The designers have used this creative lighting scheme to call attention to important areas and guide players to the next objective. You may find yourself facing an entirely black screen, with only a small section illuminated by some light source. Paying attention to the lighting in these cases is important, as there isn’t any other hint system to speak of. Conversely, there’s nothing more unnerving than standing in a well-lit hallway and opening a door, only to be faced by an ebony abyss on its other side, knowing you have to step across the threshold anyway.
As impressive as the visual style is, the mansion’s ambient sounds are just as important in maintaining the terror level. In what might be its biggest accomplishment, White Night brilliantly emphasizes each and every rustle of cloth, creaky step, rain pattering on the windows and wind seeping through the cracks. In fact, the music acts as a sort of foundation for this soundscape of scrapes and whispers, instead of overriding it. Playing at night, I found myself checking over my shoulder and scanning my own living room’s darkness more than once. I imagine this is precisely the reaction the game is designed to elicit, and it is certainly one of its greatest strengths.
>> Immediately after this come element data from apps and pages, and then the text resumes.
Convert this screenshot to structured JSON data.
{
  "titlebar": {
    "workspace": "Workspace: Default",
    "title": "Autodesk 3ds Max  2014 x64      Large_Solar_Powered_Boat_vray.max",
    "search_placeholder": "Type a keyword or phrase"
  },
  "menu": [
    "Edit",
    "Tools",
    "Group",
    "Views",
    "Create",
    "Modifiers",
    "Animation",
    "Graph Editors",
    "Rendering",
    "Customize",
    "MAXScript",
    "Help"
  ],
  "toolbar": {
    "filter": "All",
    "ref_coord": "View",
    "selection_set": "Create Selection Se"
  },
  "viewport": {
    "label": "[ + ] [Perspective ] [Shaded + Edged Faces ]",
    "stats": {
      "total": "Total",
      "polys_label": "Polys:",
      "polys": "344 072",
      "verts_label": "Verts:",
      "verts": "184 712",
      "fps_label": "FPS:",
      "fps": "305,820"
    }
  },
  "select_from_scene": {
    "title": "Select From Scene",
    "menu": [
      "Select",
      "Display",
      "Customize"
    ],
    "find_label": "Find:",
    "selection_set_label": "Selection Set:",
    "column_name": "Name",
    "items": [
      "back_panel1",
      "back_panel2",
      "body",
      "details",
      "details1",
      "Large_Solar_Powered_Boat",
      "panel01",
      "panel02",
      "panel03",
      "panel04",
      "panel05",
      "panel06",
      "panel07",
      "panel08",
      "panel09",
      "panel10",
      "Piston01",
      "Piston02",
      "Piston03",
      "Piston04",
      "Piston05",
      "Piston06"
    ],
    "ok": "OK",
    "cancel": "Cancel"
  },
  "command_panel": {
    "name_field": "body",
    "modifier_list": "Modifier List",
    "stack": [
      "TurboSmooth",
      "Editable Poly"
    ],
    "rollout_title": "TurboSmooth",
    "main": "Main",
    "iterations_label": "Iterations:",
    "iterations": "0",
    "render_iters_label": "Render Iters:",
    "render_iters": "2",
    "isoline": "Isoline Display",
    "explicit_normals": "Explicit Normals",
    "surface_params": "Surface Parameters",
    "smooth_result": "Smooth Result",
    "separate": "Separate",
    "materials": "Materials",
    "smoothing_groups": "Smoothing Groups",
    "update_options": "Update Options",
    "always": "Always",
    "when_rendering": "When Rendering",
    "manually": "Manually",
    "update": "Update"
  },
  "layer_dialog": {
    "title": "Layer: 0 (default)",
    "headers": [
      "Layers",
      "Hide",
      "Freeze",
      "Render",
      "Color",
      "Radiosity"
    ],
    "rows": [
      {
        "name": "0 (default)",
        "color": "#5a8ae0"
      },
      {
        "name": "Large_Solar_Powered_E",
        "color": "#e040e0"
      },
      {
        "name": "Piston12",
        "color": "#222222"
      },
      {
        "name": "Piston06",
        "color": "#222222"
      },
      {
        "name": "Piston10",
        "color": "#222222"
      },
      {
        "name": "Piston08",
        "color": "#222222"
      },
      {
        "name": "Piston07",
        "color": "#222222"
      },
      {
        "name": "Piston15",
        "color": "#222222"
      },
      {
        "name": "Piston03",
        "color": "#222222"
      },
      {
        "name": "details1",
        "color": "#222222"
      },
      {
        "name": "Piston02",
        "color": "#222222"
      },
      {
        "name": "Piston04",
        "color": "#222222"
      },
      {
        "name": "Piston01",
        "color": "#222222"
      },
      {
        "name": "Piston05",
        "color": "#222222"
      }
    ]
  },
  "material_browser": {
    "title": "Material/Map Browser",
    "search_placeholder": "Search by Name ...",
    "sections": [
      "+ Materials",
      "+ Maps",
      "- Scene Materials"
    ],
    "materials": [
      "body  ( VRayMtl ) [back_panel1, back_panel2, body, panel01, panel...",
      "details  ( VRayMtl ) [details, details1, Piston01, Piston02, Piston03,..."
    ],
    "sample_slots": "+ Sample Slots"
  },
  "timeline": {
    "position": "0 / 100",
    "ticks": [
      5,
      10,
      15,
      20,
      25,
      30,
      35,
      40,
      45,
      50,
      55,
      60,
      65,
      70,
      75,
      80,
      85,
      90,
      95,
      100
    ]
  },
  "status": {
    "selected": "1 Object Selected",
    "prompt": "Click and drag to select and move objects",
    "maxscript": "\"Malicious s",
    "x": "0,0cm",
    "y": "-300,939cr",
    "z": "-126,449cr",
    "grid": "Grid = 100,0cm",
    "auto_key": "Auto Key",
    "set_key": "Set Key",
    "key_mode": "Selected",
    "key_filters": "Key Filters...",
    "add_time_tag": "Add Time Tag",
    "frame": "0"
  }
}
This is not to say that the music takes a back seat; slow, moody piano notes made me reconsider more than once before proceeding down a suspicious hallway, and my heart skipped beats at the sudden, unexpected screeching of strings. The music consistently underscores the sense of danger and peril throughout the game’s 7-8 hour tenure (though this was a slow, deliberate playthrough, and would be considerably shorter by ignoring caution and backstory).
But there is a warmer side to the soundtrack as well. As you progress through the game, the music kind of breaks the fourth wall, becoming an integral part of the narrative itself. The designers place a special emphasis on the soothing power of jazz, embodied by the character of Selena. Herself a ghost, the former jazz singer is the only friendly presence you’ll find in the Vesper mansion, and our protagonist’s infatuation with her shines like a solitary ray of light within this world of perpetual night. The smoky, dolorous performance of her song ultimately guides the game to a heartfelt, fittingly noir-ish conclusion.
You certainly can’t accuse White Night of reinventing the wheel or revolutionizing the genre in any way. But the game nevertheless offers a sophisticated, stylish, and supremely creepy take on the classic haunted house motif, with a story that must be puzzled together to get the most out of it, for those who care to do so. What you’ll find is a genuinely frightening thriller first and foremost, with light adventure elements second. While fairly low on the difficulty scale, you’ll still need to steel your nerves for the unrelenting dark atmosphere. Vesper mansion is calling, but be wary, and enter at your own risk!
White Night won’t appeal to everyone, but it excels at what it aims to do, which is to offer a noir-tinged haunted mansion to spend a night in, if you dare. You just need to make it till the dawn, but this house is prepared to make you fight for it.